● **ASSIGNED TASK**
Using the entries below, show all lines with the string "user".
SOURCE MATERIAL Block Start
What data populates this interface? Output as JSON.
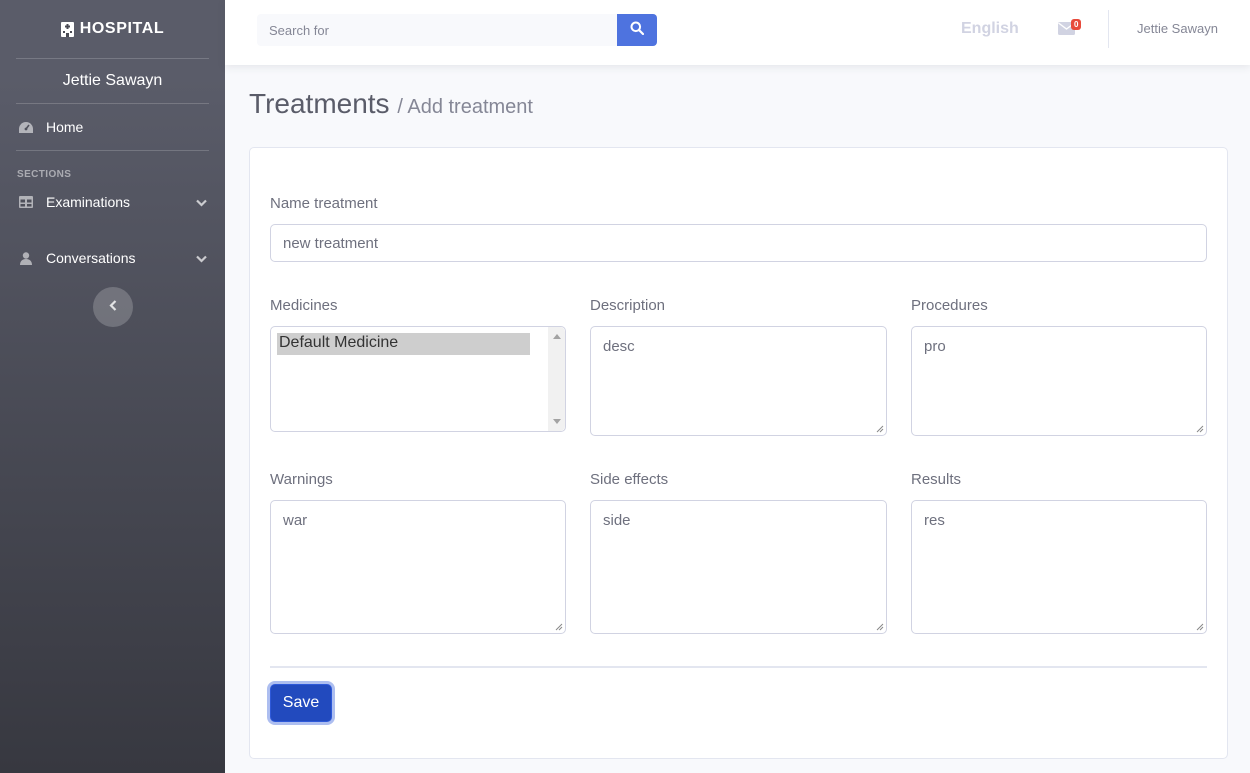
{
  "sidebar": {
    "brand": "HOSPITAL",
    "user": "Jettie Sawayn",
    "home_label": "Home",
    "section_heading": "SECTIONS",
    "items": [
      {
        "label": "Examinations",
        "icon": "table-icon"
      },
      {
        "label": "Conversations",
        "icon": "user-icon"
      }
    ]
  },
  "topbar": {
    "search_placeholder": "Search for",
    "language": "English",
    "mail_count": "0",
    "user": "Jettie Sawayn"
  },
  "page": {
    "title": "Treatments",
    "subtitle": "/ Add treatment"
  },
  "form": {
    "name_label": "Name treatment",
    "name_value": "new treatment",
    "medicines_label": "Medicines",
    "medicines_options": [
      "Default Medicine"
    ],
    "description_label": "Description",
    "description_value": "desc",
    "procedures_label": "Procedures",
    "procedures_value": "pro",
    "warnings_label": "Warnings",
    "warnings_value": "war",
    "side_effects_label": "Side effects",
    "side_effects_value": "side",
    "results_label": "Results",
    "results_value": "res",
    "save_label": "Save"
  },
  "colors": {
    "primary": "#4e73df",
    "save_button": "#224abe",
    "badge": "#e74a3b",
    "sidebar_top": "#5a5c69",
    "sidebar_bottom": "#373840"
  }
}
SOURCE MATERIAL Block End
● **WRITTEN SOLUTION**
    "user": "Jettie Sawayn",
        "icon": "user-icon"
    "user": "Jettie Sawayn"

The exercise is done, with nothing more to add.